• [Problem requirements]: Every line in the records below that holds "checkbox" must be identified and copied.

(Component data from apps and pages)
*** Begin section ***

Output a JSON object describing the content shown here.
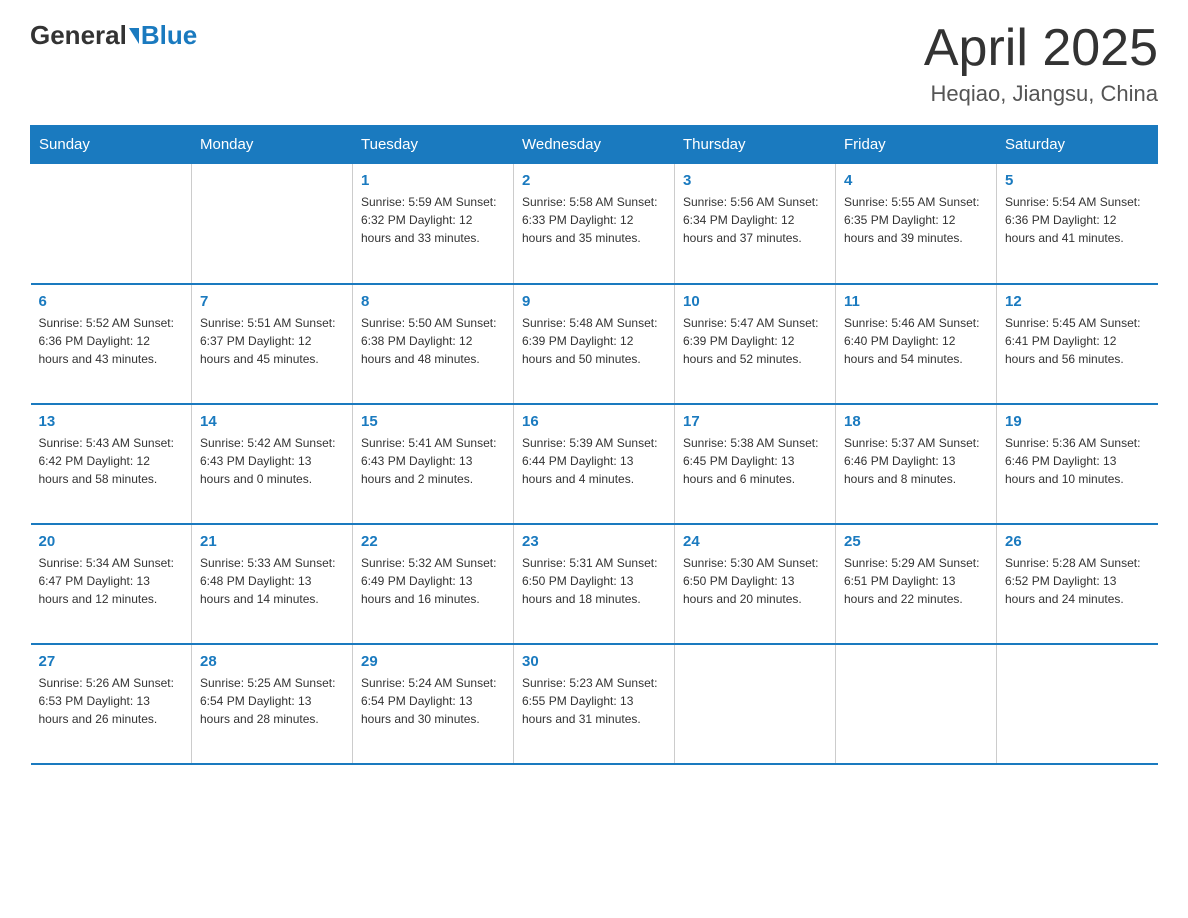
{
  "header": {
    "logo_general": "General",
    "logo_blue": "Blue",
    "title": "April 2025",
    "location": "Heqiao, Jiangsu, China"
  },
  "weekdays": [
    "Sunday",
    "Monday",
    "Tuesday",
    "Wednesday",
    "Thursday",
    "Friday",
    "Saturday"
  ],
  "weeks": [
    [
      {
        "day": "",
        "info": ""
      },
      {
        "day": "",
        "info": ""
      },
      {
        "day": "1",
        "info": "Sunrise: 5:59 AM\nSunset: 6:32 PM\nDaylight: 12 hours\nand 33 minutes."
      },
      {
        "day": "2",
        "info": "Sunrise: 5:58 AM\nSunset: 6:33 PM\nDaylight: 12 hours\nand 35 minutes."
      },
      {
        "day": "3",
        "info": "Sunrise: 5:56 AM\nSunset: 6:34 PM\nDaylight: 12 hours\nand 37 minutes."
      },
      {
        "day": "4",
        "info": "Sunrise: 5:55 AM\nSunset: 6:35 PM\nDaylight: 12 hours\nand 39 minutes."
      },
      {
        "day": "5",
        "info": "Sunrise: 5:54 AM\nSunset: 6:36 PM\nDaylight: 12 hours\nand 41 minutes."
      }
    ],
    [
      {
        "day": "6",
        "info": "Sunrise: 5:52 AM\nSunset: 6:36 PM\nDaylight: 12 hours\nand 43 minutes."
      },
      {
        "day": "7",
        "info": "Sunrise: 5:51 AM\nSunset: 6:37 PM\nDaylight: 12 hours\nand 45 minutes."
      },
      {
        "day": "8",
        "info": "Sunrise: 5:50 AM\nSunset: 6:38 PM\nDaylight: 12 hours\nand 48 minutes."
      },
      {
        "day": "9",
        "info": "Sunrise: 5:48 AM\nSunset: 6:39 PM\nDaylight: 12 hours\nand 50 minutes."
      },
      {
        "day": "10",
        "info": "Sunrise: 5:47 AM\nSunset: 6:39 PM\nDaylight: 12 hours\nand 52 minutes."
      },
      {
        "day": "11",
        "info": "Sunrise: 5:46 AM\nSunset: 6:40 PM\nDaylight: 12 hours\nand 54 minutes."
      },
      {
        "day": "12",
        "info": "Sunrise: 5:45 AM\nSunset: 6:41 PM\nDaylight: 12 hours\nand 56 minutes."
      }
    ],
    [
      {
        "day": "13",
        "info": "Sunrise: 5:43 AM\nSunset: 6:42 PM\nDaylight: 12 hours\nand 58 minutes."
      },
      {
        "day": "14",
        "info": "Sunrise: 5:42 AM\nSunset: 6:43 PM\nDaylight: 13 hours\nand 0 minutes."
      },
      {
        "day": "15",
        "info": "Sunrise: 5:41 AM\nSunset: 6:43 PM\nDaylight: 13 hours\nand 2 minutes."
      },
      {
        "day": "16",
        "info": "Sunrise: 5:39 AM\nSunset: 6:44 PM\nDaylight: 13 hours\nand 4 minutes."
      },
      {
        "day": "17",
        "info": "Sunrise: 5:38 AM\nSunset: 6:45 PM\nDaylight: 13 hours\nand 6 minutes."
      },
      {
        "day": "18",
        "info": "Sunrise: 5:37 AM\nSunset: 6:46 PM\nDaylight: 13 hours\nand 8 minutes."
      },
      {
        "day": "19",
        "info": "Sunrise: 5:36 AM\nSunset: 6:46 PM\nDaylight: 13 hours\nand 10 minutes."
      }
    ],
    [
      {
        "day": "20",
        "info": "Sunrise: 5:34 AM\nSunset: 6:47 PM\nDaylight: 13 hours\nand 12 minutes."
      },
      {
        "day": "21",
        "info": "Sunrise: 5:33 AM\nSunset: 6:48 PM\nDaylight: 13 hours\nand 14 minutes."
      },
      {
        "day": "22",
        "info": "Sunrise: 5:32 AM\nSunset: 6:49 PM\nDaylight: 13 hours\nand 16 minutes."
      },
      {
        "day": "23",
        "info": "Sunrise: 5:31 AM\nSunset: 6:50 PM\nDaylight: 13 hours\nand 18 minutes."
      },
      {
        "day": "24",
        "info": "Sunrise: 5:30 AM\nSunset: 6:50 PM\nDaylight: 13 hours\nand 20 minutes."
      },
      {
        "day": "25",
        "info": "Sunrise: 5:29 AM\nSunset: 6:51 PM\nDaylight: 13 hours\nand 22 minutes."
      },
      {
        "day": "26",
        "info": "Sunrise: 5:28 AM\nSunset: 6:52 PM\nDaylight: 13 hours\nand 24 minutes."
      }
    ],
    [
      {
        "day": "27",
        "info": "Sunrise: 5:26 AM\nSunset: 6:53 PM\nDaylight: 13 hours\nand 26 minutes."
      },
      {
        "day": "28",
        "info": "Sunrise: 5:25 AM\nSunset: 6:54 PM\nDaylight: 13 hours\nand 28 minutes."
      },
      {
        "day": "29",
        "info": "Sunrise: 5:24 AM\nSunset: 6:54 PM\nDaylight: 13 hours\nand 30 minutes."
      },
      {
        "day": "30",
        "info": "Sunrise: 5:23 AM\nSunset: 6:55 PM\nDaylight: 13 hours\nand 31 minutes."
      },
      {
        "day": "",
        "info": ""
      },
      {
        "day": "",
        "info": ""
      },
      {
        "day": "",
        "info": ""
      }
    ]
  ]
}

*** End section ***
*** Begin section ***

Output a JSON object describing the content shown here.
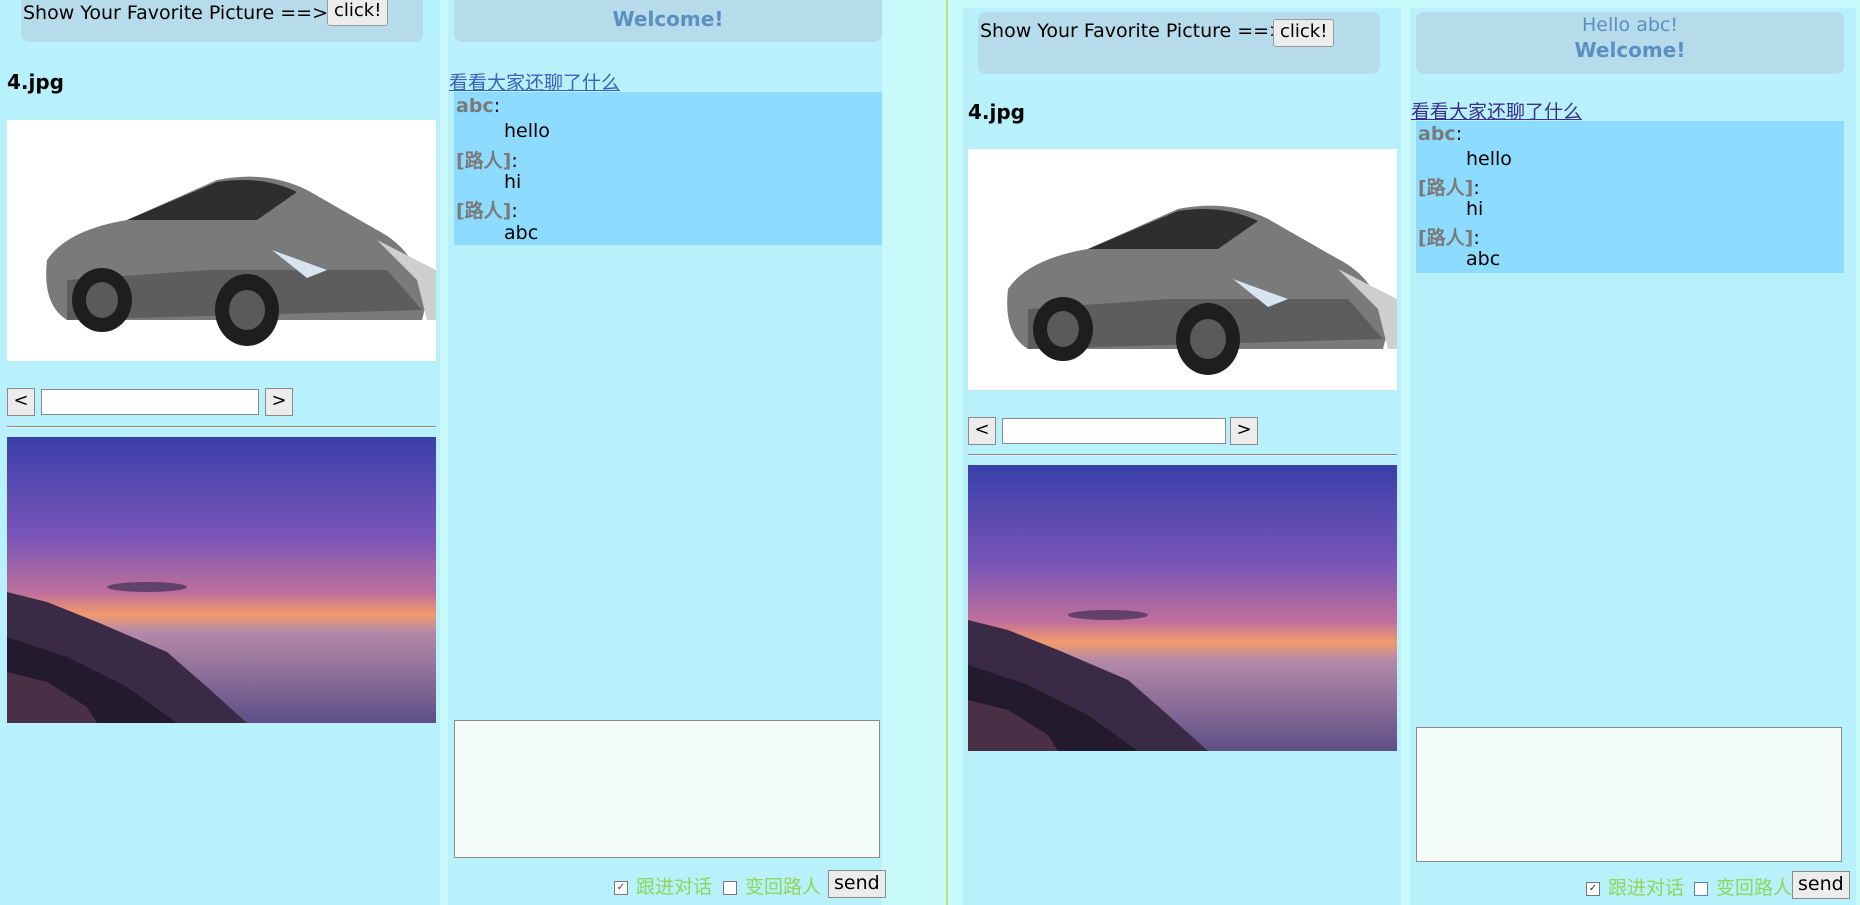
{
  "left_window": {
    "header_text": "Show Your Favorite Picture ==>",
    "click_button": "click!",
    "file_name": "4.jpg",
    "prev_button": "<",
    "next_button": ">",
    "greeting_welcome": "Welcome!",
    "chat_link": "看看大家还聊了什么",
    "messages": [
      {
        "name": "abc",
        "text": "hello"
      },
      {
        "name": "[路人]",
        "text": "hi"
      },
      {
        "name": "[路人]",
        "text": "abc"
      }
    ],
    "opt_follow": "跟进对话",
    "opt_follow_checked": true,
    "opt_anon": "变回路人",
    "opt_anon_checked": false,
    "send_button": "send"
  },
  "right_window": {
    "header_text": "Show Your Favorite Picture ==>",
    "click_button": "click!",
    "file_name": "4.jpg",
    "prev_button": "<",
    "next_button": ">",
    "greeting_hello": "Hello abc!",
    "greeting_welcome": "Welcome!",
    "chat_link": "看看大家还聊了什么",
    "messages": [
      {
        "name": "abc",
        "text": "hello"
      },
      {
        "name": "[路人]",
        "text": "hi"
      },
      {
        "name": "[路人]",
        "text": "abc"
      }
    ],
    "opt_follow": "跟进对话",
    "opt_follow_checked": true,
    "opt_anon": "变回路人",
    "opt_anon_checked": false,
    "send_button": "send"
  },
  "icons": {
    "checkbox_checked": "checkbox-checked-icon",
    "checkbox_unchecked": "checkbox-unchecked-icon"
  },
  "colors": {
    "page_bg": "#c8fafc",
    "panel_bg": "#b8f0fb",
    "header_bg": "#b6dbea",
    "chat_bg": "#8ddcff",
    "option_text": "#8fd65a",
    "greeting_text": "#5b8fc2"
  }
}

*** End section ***

• [Final answer]:
    "checkbox_checked": "checkbox-checked-icon",
    "checkbox_unchecked": "checkbox-unchecked-icon"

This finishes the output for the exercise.